The December 27 issue of the New York Times carried an account by correspondent Michael Wines concerning a visit made by him to a refugee camp located in Znamenskoe in northern Chechnya which had also recently been visited by Lord Judd of Britain and a Council of Europe delegation. Wines noted that this camp represents “something of a model refugee center,” since it has been repeatedly visited by European delegations. A total of 3,021 refugees live in the camp in eighty-five tents. The camp registrar informed him: “Many tents are worn out. We were promised new ones, but nothing’s happened. The bottoms are rotten.” Up to twenty-eight people live in a single tent. One in 300 camp dwellers has tuberculosis. Last year a hepatitis epidemic closed the camp school. The Russian administrators of the camp say that the camp has received no federal aid since the fall. The Danish Refugee Council distributes food once a month.

According to Michel Hoffman, who directs the Russian mission of the French humanitarian agency Doctors without Borders, who was interviewed by Wines, the condition of the estimated 150,000 Chechen refugees living in Ingushetia (160,000 more live in Chechnya) is extremely worrisome. “His charity recently surveyed 408 families at forty-one different locations in Ingushetia, half of them living in tent camps. Nearly two-thirds said their roofs leaked. Another two-thirds had holes in their walls. Half shared a latrine with at least 100 other people; likewise, half shared a single shower with more than 200 others.” Cardiovascular diseases among the refugees in Ingushetia were “triple Russia’s already astronomical average;” diabetes rates were four and a half times as high, and anemia almost five times greater.

The December 28 issue of the Moscow Times likewise featured a report by journalist Tara FitzGerald concerning the Chechen refugee camps in Ingushetia. Some of the refugees have been living in the crowded tent camps for two or even three years. According to Philippe Genoud, the technical coordinator of the United Nations High Commissioner for Refugees, “Many of the tents are sufficient for summertime, but not for the wintertime. They need supplementary protection against the cold, and especially against the damp.” “People need more blankets and even more beds,” Genoud stressed. “They need stoves and more coal, because gas supplies don’t always get through. Also the kids often have no shoes or jackets or adequate head coverings, so it’s not only a question of shelter.” The greatest health risks are tuberculosis and influenza, while AIDS is a growing concern. The women refugees insist that, despite the severity of conditions in the camps, they will not return to Chechnya until they are sure “their menfolk will be safe there.” “Here it is calmer than in Chechnya,” one woman refugee said, “here we are not afraid to go to sleep. When I am sure that we can be guaranteed a peaceful life there, only then will we return.”

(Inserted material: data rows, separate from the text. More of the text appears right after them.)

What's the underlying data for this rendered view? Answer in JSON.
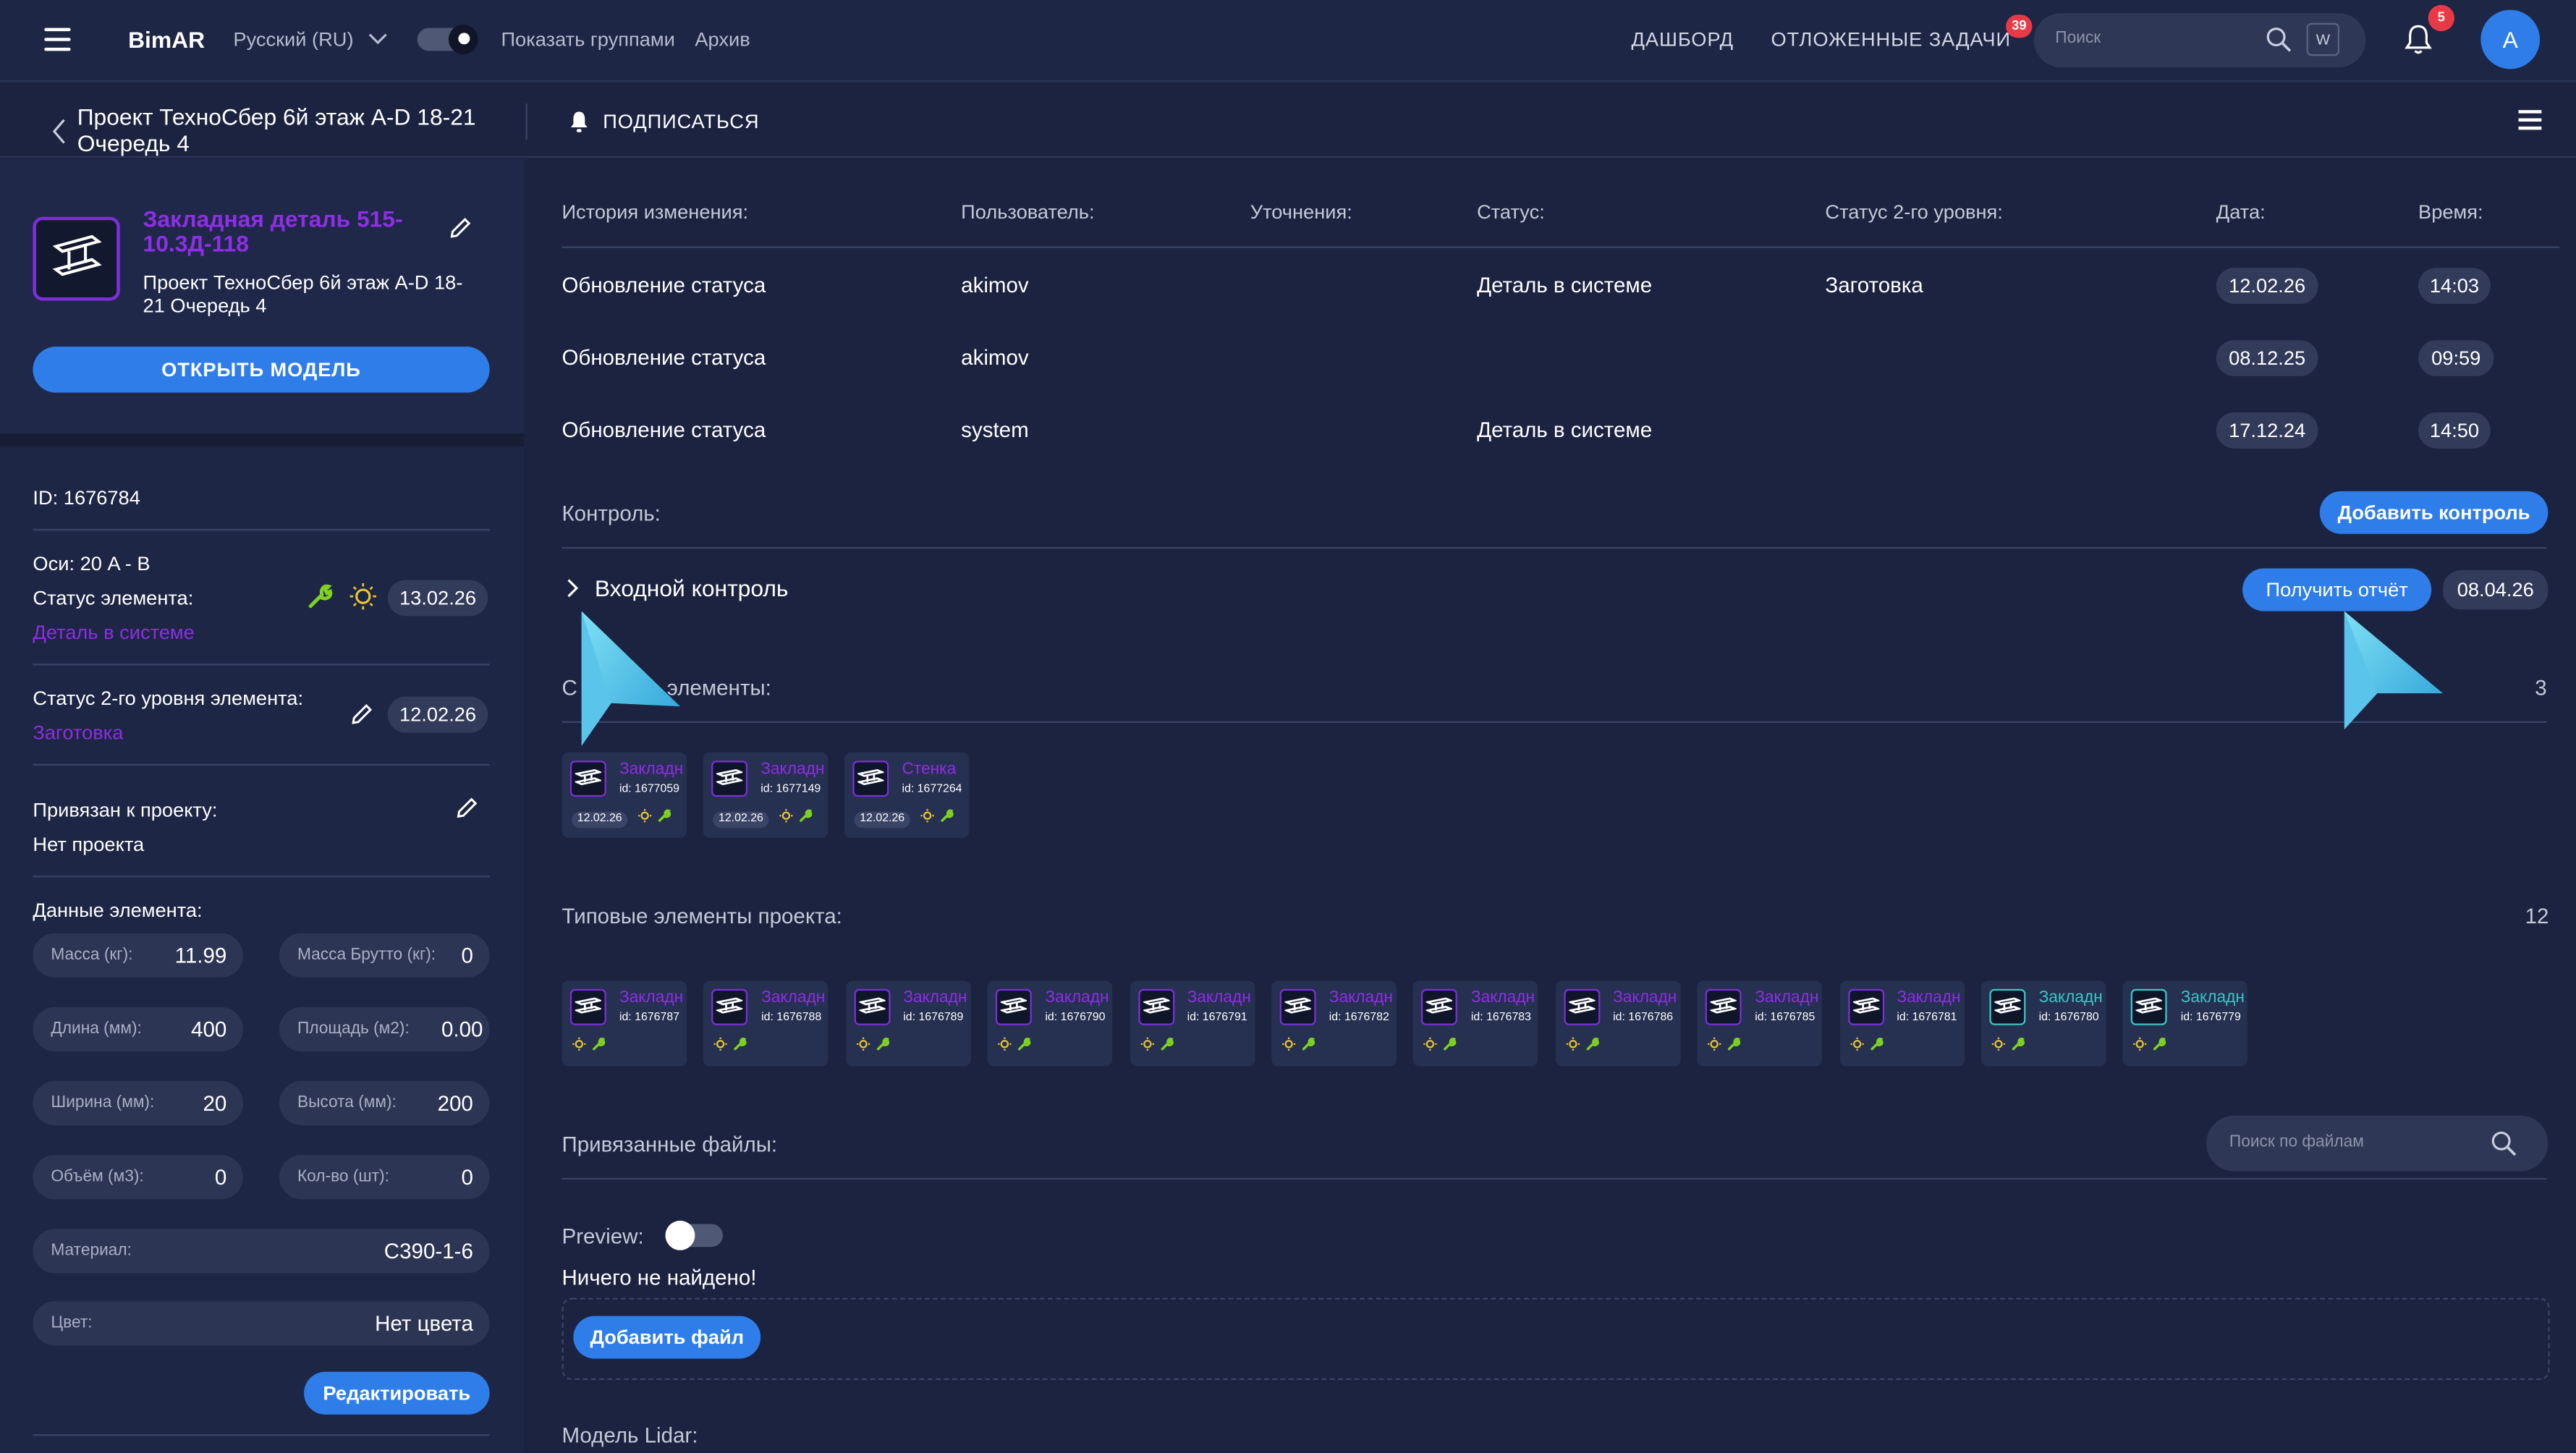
{
  "topbar": {
    "logo": "BimAR",
    "language": "Русский (RU)",
    "show_groups": "Показать группами",
    "archive": "Архив",
    "nav_dashboard": "ДАШБОРД",
    "nav_deferred": "ОТЛОЖЕННЫЕ ЗАДАЧИ",
    "deferred_badge": "39",
    "search_placeholder": "Поиск",
    "search_shortcut": "W",
    "bell_badge": "5",
    "avatar": "A"
  },
  "subbar": {
    "project_title": "Проект ТехноСбер 6й этаж A-D 18-21 Очередь 4",
    "subscribe": "ПОДПИСАТЬСЯ"
  },
  "element": {
    "name": "Закладная деталь 515-10.3Д-118",
    "project": "Проект ТехноСбер 6й этаж A-D 18-21 Очередь 4",
    "open_model": "ОТКРЫТЬ МОДЕЛЬ",
    "id_line": "ID: 1676784",
    "axes_line": "Оси: 20 A - B",
    "status_label": "Статус элемента:",
    "status_value": "Деталь в системе",
    "status_date": "13.02.26",
    "status2_label": "Статус 2-го уровня элемента:",
    "status2_value": "Заготовка",
    "status2_date": "12.02.26",
    "project_link_label": "Привязан к проекту:",
    "project_link_value": "Нет проекта",
    "data_title": "Данные элемента:",
    "fields": [
      {
        "label": "Масса (кг):",
        "value": "11.99"
      },
      {
        "label": "Масса Брутто (кг):",
        "value": "0"
      },
      {
        "label": "Длина (мм):",
        "value": "400"
      },
      {
        "label": "Площадь (м2):",
        "value": "0.00"
      },
      {
        "label": "Ширина (мм):",
        "value": "20"
      },
      {
        "label": "Высота (мм):",
        "value": "200"
      },
      {
        "label": "Объём (м3):",
        "value": "0"
      },
      {
        "label": "Кол-во (шт):",
        "value": "0"
      },
      {
        "label": "Материал:",
        "value": "C390-1-6"
      },
      {
        "label": "Цвет:",
        "value": "Нет цвета"
      }
    ],
    "edit_button": "Редактировать"
  },
  "history": {
    "headers": [
      "История изменения:",
      "Пользователь:",
      "Уточнения:",
      "Статус:",
      "Статус 2-го уровня:",
      "Дата:",
      "Время:"
    ],
    "rows": [
      {
        "change": "Обновление статуса",
        "user": "akimov",
        "note": "",
        "status": "Деталь в системе",
        "status2": "Заготовка",
        "date": "12.02.26",
        "time": "14:03"
      },
      {
        "change": "Обновление статуса",
        "user": "akimov",
        "note": "",
        "status": "",
        "status2": "",
        "date": "08.12.25",
        "time": "09:59"
      },
      {
        "change": "Обновление статуса",
        "user": "system",
        "note": "",
        "status": "Деталь в системе",
        "status2": "",
        "date": "17.12.24",
        "time": "14:50"
      }
    ]
  },
  "control": {
    "title": "Контроль:",
    "add_button": "Добавить контроль",
    "entry": "Входной контроль",
    "report_button": "Получить отчёт",
    "entry_date": "08.04.26"
  },
  "related": {
    "title_left": "С",
    "title_right": "элементы:",
    "count": "3",
    "items": [
      {
        "name": "Закладн",
        "id": "id: 1677059",
        "date": "12.02.26",
        "teal": false
      },
      {
        "name": "Закладн",
        "id": "id: 1677149",
        "date": "12.02.26",
        "teal": false
      },
      {
        "name": "Стенка",
        "id": "id: 1677264",
        "date": "12.02.26",
        "teal": false
      }
    ]
  },
  "typical": {
    "title": "Типовые элементы проекта:",
    "count": "12",
    "items": [
      {
        "name": "Закладн",
        "id": "id: 1676787",
        "teal": false
      },
      {
        "name": "Закладн",
        "id": "id: 1676788",
        "teal": false
      },
      {
        "name": "Закладн",
        "id": "id: 1676789",
        "teal": false
      },
      {
        "name": "Закладн",
        "id": "id: 1676790",
        "teal": false
      },
      {
        "name": "Закладн",
        "id": "id: 1676791",
        "teal": false
      },
      {
        "name": "Закладн",
        "id": "id: 1676782",
        "teal": false
      },
      {
        "name": "Закладн",
        "id": "id: 1676783",
        "teal": false
      },
      {
        "name": "Закладн",
        "id": "id: 1676786",
        "teal": false
      },
      {
        "name": "Закладн",
        "id": "id: 1676785",
        "teal": false
      },
      {
        "name": "Закладн",
        "id": "id: 1676781",
        "teal": false
      },
      {
        "name": "Закладн",
        "id": "id: 1676780",
        "teal": true
      },
      {
        "name": "Закладн",
        "id": "id: 1676779",
        "teal": true
      }
    ]
  },
  "files": {
    "title": "Привязанные файлы:",
    "search_placeholder": "Поиск по файлам",
    "preview_label": "Preview:",
    "empty": "Ничего не найдено!",
    "add_button": "Добавить файл"
  },
  "lidar": {
    "title": "Модель Lidar:"
  },
  "colors": {
    "accent": "#2f7de9",
    "purple": "#8b2fe0",
    "teal": "#3ac6c6",
    "badge": "#e83a46",
    "wrench": "#7ed321",
    "bulb": "#e8c530"
  }
}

The pro-separatist website wrote on December 29 that many Chechen refugees living in Ingushetia are acutely concerned over the ramifications of Ruslan Aushev’s ceasing to be the Ingush president. “Thanks to [Aushev’s] personal courage, Chechen refugees, on Ingush territory for a third year already, were not subjected to [mopping up operations] carried out by Russian soldiers…The contingent of Chechen refugees, who number many thousands, are awaiting developments with great alarm.” Indeed, one must wonder what the effect of Aushev’s removal will be on the vulnerable refugees. A tough former Soviet general, Aushev had the strength of character and the political skills necessary to protect his Vainakh brethren, the Chechen refugees. It is unclear whether his successor, who will be merely a temporary president, will be able or will want to emulate his stance. The already grim prospects for the refugees living in Ingushetia appear to be worsening.